In Japan you can enjoy your favorite anime, cartoon and video game characters as more than simply visual entertainment. They’re also available as sweet treats. These kawaii confections are a form of wagashi (和菓子) called nerikiri (練り切り). Made from white bean paste and rice-based dough, nerikiri are often tinted and molded similar to how marzipan is prepared in Western desserts.

These pop culture-inspired nerikiri were all made by Japanese Twitter user Otakumi at a wagashi shop called Kuramoto Hinode, which is located in the Tokushima Prefecture of Japan’s Shikoku island.

Follow Otakumi’s Twitter feed
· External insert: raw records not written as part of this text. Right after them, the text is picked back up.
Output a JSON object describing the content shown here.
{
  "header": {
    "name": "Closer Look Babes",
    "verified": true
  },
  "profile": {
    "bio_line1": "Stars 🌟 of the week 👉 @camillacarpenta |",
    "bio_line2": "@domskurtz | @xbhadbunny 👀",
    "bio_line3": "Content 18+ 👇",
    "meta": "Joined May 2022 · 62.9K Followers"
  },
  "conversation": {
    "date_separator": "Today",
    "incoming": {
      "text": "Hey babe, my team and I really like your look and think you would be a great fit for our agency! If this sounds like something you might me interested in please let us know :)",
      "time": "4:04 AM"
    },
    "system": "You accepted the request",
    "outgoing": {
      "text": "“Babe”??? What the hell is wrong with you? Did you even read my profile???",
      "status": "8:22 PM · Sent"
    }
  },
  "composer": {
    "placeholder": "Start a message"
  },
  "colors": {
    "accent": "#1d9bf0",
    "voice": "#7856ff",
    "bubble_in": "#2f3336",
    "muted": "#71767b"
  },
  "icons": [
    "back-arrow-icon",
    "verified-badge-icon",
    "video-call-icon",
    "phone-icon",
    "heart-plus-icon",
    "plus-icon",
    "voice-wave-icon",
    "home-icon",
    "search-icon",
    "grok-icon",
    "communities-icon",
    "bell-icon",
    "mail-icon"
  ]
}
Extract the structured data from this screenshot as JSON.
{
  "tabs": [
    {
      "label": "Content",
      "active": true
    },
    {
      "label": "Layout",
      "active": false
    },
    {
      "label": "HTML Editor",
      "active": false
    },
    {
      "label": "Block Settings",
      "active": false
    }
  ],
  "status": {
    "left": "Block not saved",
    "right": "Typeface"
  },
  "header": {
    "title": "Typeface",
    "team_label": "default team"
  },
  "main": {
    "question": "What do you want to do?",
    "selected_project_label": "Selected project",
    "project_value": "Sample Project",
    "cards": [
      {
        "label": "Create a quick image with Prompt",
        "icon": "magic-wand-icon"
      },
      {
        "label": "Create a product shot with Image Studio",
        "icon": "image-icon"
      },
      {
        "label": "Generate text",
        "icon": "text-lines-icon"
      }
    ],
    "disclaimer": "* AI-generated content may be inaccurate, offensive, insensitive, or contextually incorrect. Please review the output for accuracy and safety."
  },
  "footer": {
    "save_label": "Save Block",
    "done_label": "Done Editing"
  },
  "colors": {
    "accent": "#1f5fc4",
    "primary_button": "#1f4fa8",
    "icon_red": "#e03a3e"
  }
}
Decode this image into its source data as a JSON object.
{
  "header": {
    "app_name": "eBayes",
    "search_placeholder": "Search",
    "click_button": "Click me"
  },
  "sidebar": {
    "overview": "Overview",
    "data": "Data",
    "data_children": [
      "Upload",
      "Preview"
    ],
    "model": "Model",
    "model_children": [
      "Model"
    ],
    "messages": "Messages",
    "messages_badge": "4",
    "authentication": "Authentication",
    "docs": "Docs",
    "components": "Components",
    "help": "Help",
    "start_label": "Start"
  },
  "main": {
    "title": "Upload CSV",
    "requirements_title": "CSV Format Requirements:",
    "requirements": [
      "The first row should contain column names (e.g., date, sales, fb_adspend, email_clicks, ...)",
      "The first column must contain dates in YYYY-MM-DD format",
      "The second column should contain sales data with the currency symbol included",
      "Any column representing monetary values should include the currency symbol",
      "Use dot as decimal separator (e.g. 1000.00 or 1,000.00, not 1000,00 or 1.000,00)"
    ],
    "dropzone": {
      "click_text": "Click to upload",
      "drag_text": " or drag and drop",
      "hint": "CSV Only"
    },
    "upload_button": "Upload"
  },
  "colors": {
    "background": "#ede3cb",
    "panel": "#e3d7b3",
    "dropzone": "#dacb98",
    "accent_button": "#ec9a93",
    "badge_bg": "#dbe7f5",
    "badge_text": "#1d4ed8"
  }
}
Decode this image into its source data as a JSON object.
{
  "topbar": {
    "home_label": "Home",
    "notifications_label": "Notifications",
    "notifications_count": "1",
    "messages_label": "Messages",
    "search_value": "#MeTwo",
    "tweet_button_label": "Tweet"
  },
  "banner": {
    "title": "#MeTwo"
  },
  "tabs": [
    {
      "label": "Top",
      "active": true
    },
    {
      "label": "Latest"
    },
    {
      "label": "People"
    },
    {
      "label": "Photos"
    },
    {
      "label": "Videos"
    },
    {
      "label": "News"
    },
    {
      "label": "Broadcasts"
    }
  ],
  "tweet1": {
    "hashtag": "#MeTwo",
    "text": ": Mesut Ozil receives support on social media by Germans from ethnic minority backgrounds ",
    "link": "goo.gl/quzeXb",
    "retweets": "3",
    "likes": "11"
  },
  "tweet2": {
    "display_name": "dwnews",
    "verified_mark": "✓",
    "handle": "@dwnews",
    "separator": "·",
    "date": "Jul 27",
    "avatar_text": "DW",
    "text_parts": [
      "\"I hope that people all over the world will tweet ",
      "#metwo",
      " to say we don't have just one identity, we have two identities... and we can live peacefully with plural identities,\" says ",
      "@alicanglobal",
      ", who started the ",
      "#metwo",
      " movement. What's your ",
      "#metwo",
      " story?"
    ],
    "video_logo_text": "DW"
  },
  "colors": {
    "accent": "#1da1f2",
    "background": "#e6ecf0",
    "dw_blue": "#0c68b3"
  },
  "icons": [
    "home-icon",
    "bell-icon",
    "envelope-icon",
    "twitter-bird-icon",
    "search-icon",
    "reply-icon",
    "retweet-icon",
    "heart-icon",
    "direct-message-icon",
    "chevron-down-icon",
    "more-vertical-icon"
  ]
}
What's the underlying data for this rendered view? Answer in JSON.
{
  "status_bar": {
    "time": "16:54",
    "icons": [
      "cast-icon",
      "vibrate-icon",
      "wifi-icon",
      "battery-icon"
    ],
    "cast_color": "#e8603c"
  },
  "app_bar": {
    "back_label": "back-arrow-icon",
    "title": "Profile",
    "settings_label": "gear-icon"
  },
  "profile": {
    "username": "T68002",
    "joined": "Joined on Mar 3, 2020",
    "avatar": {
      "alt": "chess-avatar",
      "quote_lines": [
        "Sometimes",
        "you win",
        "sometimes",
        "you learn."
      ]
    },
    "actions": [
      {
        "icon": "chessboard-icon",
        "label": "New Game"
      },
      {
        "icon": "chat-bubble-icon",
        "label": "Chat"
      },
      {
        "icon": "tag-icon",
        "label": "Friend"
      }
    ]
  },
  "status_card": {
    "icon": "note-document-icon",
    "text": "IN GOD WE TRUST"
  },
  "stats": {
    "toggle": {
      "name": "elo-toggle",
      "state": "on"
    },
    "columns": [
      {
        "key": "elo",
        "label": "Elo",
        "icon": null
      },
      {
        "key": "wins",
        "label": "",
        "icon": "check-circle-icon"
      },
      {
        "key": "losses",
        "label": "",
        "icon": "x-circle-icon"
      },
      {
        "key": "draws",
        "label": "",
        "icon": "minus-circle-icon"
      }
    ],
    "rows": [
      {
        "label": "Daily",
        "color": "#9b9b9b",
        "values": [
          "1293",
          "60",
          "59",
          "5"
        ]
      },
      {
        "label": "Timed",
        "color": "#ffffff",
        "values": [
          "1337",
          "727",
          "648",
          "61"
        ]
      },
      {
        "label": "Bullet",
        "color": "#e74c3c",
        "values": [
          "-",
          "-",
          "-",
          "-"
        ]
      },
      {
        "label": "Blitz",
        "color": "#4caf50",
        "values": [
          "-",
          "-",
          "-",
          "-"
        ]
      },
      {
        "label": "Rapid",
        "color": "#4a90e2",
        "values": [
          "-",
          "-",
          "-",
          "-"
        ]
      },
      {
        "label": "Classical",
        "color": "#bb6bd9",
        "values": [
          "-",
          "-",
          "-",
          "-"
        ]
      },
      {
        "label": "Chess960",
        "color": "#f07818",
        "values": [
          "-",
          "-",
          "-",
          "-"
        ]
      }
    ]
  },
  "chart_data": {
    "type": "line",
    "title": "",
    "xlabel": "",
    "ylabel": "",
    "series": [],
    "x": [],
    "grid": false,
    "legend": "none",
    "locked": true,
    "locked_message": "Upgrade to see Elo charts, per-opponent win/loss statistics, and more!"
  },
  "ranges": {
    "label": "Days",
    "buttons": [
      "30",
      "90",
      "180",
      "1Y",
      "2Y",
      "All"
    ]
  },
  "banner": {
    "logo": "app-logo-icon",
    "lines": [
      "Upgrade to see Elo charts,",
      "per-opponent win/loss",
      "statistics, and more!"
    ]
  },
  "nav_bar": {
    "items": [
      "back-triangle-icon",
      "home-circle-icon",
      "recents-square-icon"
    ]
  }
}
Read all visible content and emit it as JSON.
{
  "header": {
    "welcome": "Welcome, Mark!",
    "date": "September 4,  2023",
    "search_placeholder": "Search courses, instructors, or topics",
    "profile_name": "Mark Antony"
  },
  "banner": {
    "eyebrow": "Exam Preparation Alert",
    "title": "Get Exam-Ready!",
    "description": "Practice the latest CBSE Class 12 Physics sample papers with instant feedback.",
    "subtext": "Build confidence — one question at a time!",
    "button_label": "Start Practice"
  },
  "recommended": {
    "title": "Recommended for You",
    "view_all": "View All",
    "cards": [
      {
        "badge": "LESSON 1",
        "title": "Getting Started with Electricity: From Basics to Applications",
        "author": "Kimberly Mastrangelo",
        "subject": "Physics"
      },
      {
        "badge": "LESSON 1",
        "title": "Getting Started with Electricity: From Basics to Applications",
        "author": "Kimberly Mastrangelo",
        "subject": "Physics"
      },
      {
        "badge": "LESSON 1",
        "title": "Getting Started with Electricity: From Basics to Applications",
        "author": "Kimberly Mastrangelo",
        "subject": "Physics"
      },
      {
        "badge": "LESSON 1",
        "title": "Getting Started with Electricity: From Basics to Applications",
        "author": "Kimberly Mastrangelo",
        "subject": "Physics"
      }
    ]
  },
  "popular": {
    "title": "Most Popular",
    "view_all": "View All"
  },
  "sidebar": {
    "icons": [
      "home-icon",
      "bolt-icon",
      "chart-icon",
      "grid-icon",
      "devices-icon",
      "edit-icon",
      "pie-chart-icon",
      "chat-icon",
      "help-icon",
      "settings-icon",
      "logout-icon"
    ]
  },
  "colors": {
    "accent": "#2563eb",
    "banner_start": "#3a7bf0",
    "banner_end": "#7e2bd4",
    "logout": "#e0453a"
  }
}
You can also try your hand at making your very own nerikiri. Click here for the recipe.

[via Kotaku]

Candy is awesome, but candy that’s made as the result of a lively musical performance is super awesome! This hypnotic video shows a traditional Korean candy cutter using a heavy pair of shears and a trowel to hammer and cut pieces of hobakyeot, a pumpkin-flavored form of Yeot, a traditional Korean confection that’s similar to taffy.

These candy artisans turn what could be a monotonous process, cutting many small pieces from one large block, into a dynamic and engaging performance with a tasty result.

Click here for additional videos of Korean candy cutters in action.

Video posted YouTube user Victoria Nagy.

[via Reddit]